 I loved how Ishu taught Hani what it was really like to have a friend who cared for her. For most of her life, Hani didn’t realise how horribly her friends were treating her, which often happens when you’ve never known any different. I think we’ve all dealt with toxic friends at some point, and it’s not until you meet a friend who actually cares about you that you’re able to see this toxic behaviour. It’s a process to be able to drop friends who are treating you badly and takes a lot of courage, but in the end, you have to do what’s best for you and get rid of the people in your life who are making you feel bad, or who won’t accept you for who you are.

 There was a good mixture of important topics and cute romance, and I think the romance helped to break it up a little. This book was literally full of my favourite tropes, from fake dating, friends to lovers, slow burn romance, and even the one bed trope! Honestly I can never hate a book that includes the one bed trope. The relationship between the girls progressed naturally, and I loved how it took time for them to warm up to each other. Any kind of relationship takes time to form, which is honestly why I hate instalove so much, so I loved how although it wasn’t quite my favourite trope of enemies to lovers, there was still a lot of development. I loved that the girls having clashing personalities ended up being beneficial to them both, as Ishu’s no-nonsense attitude eventually helped Hani to stand up to her friends, while Hani’s caring personality helped Ishu to see things from her sisters point of view, and realise she was in fact not trying to sabotage her. I loved how they were able to help each other with their problems and accept their differences. 

 I just want to quickly talk about a subplot I loved, which was Ishu’s relationship with Nik, her older sister. Ishu goes through some family drama when Nik disappoints their parents by announcing she is dropping out of med school to get married. Ishu’s parents are strict and want Ishu to follow in her sisters footsteps, which ends up being the whole cause for Ishu wanting to be head girl. Although Ishu initially agrees with her parents, she comes to see that Nik is unhappy and only went to med school because it was what their parents wanted. It’s only natural to want to please your parents, but at the end of the day it’s your life not theirs, and the most important thing to do is what makes you happy. I loved that with the help of Nik, Ishu realised this and set herself on her own path rather than the one her parents had laid out for her. I was a little disappointed that Nik wasn’t able to solve things with her parents, but at the same time, it showed us that life doesn’t always go to plan, and it’s pretty unlikely that we’ll always be able to fix every problem in our lives. Not everyone is going to accept your life choices, and if what you decide is what makes you happy, then that’s what should be focused on rather than people’s opinions. Nik’s parents really didn’t seem like bad people and seemed to be on the fence about Nik’s decisions, so it would be nice if they eventually did come around, but even if they never did, Nik still has her sister on her side.
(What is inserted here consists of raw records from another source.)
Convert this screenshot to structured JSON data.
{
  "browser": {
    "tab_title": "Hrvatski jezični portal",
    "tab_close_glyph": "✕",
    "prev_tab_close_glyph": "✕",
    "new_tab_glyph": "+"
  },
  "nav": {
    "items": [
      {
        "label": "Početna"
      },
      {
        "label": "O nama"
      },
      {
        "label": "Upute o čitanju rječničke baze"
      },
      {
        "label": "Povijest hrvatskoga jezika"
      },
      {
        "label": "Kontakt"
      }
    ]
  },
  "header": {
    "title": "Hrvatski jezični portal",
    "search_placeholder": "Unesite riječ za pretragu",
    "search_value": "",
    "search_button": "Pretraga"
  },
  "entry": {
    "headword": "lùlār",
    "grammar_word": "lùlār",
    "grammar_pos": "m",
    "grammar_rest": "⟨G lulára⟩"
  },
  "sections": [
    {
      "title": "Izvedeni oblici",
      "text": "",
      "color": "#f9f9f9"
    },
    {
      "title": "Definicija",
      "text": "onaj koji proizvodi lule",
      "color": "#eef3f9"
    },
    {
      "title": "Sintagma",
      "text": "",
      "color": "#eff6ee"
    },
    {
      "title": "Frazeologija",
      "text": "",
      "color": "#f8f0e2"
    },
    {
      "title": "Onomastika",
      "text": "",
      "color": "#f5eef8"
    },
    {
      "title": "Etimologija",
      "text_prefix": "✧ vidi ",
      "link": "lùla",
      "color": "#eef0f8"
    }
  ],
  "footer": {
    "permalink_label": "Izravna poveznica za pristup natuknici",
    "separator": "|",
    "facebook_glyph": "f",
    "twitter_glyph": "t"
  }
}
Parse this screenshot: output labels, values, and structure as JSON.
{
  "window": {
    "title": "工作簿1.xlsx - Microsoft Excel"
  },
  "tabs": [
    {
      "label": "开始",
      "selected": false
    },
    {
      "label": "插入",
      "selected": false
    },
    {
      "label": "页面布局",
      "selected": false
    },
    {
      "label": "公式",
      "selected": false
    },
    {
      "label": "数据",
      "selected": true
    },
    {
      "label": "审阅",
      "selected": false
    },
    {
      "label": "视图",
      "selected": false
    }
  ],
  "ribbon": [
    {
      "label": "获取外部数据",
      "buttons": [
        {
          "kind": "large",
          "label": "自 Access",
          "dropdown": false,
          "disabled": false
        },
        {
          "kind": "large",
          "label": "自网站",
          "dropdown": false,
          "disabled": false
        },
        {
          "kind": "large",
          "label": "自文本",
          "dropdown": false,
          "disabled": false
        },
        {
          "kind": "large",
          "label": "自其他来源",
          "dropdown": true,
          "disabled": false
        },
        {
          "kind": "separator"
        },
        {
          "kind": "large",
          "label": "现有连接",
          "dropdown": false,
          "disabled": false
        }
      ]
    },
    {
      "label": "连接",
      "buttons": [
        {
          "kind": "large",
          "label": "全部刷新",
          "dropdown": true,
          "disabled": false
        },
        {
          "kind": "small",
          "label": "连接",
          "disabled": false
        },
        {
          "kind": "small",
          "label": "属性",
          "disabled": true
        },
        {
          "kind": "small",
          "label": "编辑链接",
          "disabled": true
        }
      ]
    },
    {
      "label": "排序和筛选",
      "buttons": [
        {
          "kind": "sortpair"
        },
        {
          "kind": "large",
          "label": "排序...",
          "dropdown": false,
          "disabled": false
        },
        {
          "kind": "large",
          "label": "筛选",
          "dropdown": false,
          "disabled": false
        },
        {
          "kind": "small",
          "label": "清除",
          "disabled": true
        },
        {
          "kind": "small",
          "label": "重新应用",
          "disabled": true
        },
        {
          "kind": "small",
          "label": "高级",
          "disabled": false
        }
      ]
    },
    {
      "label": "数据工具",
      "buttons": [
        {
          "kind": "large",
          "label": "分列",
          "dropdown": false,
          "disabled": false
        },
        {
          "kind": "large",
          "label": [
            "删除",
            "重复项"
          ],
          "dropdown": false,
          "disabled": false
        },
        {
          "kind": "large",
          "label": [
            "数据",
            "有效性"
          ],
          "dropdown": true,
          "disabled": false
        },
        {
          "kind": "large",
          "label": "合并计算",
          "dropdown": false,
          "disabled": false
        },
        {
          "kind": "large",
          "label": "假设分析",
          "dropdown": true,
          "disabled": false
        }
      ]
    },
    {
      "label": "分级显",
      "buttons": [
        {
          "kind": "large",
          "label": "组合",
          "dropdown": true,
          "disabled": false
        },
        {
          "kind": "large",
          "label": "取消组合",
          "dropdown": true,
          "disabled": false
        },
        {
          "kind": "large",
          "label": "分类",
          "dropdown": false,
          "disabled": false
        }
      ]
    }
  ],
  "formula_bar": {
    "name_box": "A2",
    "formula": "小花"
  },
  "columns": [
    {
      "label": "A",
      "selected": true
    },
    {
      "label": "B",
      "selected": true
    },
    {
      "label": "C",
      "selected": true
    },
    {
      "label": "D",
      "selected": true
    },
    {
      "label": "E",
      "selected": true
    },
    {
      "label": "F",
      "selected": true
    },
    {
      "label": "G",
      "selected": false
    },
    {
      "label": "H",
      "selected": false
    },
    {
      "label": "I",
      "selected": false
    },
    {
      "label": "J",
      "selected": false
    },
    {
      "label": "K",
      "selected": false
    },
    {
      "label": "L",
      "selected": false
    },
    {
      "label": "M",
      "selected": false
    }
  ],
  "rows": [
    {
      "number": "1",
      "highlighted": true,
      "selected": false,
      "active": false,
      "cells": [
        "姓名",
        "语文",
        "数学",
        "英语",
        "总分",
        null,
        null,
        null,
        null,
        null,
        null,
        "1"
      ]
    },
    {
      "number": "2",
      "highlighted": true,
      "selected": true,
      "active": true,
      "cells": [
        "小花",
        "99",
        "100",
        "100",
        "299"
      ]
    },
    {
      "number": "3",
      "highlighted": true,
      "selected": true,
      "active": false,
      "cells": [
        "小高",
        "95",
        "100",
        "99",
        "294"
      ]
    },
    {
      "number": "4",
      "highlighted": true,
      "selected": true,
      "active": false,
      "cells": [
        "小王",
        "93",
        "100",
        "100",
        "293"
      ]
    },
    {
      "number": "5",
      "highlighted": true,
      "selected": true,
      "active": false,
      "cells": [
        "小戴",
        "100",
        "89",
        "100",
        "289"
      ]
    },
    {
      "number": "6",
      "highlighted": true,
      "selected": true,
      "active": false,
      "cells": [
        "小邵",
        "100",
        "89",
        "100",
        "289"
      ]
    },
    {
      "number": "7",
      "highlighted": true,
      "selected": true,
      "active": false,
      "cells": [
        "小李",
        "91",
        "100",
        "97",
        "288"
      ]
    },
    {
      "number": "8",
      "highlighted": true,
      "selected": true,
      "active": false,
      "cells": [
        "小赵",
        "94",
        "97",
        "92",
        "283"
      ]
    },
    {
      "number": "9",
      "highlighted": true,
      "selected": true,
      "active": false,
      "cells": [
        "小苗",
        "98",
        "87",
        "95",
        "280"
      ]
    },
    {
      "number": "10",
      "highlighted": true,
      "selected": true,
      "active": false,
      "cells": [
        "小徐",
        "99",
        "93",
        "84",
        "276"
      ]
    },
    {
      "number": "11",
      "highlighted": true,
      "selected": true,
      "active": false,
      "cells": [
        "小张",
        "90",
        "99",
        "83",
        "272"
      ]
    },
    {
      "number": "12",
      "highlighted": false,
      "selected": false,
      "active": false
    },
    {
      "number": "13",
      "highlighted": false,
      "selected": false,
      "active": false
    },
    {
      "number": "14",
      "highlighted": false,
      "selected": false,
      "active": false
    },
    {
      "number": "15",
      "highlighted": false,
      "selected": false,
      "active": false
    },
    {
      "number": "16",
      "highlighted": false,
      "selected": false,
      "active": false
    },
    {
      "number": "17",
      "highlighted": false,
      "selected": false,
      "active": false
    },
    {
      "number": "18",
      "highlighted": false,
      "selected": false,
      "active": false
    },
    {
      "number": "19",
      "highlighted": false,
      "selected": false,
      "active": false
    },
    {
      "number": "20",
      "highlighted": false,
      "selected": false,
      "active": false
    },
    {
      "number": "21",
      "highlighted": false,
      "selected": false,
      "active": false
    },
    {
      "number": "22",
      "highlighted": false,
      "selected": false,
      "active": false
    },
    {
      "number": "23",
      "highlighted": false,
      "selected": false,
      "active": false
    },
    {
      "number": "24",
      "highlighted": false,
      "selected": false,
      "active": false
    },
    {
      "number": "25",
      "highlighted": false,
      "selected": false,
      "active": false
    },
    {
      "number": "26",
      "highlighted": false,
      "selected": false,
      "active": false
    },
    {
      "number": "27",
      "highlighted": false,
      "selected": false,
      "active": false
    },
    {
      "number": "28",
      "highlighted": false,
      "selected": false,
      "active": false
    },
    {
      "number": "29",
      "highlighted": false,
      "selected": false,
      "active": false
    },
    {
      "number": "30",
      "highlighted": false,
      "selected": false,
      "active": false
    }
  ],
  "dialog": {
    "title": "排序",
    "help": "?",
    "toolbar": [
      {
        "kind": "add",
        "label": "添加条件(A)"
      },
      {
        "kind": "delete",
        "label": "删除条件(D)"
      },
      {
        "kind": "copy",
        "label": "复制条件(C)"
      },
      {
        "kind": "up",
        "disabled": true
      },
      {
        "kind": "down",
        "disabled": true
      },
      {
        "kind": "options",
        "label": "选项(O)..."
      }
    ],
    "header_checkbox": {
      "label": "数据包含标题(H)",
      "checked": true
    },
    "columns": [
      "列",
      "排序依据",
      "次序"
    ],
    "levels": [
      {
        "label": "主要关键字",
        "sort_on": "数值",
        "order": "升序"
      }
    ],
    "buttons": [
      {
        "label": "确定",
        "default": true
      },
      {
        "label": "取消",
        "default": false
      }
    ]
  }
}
 This book wasn’t exactly the cute feel-good story I was expecting it to be, but I did enjoy it and felt it dealt with all the themes it covered well. I wouldn’t recommend it if all you’re looking for is a sweet sapphic romance, as there are some pretty important themes that could potentially be upsetting. Something I absolutely loved was that it gave content warnings on the front page, so you knew what you were getting into. I know content warnings seem to be a bit of a divided topic in the book community, but I personally feel like people not getting triggered is far more important than these warnings being potential “spoilers”. As long as you feel like you can handle the topics I’ve mentioned then I definitely recommend this book!